> [Task material]:

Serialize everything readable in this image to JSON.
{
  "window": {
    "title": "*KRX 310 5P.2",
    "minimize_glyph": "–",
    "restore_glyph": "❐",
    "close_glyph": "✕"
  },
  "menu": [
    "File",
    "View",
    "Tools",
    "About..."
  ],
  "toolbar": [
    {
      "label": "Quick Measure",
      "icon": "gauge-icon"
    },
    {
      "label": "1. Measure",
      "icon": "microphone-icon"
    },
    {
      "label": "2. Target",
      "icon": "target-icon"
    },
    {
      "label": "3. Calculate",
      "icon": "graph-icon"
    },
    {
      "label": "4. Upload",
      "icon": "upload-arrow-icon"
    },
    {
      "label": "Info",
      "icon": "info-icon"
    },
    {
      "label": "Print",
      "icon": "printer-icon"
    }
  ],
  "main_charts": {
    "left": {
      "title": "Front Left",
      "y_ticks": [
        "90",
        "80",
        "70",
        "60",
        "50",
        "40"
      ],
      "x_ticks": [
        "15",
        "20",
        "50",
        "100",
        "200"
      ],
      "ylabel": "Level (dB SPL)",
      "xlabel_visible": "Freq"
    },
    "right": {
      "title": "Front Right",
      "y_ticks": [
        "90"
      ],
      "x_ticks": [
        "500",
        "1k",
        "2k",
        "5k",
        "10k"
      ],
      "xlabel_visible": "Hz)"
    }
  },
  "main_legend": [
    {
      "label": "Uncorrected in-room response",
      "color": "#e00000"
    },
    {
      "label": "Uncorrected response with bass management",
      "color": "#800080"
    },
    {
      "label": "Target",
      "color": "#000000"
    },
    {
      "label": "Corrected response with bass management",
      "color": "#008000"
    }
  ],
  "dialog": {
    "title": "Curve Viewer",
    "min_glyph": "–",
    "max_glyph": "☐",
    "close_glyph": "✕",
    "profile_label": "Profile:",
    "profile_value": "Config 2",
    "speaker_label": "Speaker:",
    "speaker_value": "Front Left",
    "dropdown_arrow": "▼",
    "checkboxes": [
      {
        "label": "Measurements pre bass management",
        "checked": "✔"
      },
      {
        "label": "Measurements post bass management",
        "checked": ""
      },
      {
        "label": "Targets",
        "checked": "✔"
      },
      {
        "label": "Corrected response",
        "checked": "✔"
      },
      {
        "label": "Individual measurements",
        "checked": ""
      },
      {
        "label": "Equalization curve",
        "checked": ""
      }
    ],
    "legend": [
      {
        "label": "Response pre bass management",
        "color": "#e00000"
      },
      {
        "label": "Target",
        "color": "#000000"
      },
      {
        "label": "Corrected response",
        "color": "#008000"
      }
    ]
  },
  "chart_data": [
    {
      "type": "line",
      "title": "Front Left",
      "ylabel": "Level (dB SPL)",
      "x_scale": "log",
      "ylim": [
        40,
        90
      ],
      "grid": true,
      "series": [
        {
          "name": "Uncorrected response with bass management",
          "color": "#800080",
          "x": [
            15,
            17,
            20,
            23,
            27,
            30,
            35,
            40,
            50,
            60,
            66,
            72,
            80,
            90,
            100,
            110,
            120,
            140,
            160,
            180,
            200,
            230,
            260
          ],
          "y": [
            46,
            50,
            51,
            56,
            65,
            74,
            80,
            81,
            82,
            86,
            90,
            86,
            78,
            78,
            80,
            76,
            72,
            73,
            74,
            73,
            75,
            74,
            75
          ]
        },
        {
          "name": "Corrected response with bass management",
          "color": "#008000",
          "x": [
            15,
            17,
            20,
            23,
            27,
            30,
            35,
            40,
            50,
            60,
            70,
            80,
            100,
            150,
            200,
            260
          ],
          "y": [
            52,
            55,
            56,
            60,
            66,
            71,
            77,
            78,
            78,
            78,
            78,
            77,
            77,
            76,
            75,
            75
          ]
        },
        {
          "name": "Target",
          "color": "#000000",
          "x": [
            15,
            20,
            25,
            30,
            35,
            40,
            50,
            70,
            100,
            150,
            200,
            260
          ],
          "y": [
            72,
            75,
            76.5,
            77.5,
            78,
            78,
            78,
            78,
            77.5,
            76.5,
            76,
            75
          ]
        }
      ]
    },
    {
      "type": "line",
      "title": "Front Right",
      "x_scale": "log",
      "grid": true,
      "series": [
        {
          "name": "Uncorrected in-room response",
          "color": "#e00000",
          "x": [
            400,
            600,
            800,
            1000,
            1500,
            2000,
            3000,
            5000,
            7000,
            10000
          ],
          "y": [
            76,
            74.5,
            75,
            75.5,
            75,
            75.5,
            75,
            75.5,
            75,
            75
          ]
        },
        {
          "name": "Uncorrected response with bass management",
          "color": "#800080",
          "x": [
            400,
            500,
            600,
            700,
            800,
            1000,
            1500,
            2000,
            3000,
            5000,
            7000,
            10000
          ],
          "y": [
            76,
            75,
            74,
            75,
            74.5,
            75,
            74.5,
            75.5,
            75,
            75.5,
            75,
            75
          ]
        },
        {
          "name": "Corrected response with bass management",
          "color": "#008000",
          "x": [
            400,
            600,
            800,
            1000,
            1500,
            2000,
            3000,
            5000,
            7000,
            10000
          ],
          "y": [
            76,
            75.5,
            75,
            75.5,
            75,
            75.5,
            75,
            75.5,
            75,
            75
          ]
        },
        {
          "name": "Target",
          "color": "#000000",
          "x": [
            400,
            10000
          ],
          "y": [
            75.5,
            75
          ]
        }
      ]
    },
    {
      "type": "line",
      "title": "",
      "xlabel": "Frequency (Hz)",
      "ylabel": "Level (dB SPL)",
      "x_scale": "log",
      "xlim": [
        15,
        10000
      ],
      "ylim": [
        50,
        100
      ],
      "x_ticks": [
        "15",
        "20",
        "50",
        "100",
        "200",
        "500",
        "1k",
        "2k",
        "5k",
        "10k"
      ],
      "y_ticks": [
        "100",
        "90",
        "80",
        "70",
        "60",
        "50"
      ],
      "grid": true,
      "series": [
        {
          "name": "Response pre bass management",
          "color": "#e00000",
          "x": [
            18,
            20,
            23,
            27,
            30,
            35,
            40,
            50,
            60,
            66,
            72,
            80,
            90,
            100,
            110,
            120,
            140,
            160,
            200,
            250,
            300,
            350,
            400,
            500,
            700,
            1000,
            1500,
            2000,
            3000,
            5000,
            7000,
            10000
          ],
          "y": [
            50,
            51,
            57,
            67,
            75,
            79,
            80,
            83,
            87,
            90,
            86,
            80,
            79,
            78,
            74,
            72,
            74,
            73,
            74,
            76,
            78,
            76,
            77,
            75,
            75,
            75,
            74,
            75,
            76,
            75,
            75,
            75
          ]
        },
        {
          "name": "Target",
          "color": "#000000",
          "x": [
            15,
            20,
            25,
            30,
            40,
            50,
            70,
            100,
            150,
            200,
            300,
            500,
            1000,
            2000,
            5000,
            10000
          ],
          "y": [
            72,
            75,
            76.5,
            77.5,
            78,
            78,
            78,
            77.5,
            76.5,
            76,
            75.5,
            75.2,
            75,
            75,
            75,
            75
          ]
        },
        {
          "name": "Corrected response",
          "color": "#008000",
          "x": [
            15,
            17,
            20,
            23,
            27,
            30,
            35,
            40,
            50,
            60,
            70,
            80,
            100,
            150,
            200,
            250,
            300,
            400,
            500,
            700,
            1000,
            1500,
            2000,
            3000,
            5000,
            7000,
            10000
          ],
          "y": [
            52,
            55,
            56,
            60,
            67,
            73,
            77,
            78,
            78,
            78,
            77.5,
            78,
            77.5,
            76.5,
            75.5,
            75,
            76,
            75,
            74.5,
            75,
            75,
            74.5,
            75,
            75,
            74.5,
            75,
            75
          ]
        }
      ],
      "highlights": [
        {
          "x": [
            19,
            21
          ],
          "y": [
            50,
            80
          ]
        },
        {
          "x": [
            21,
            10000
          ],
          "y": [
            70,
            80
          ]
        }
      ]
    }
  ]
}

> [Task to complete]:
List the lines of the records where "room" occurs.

> [Answer for the task]:
      "label": "Uncorrected in-room response",
          "name": "Uncorrected in-room response",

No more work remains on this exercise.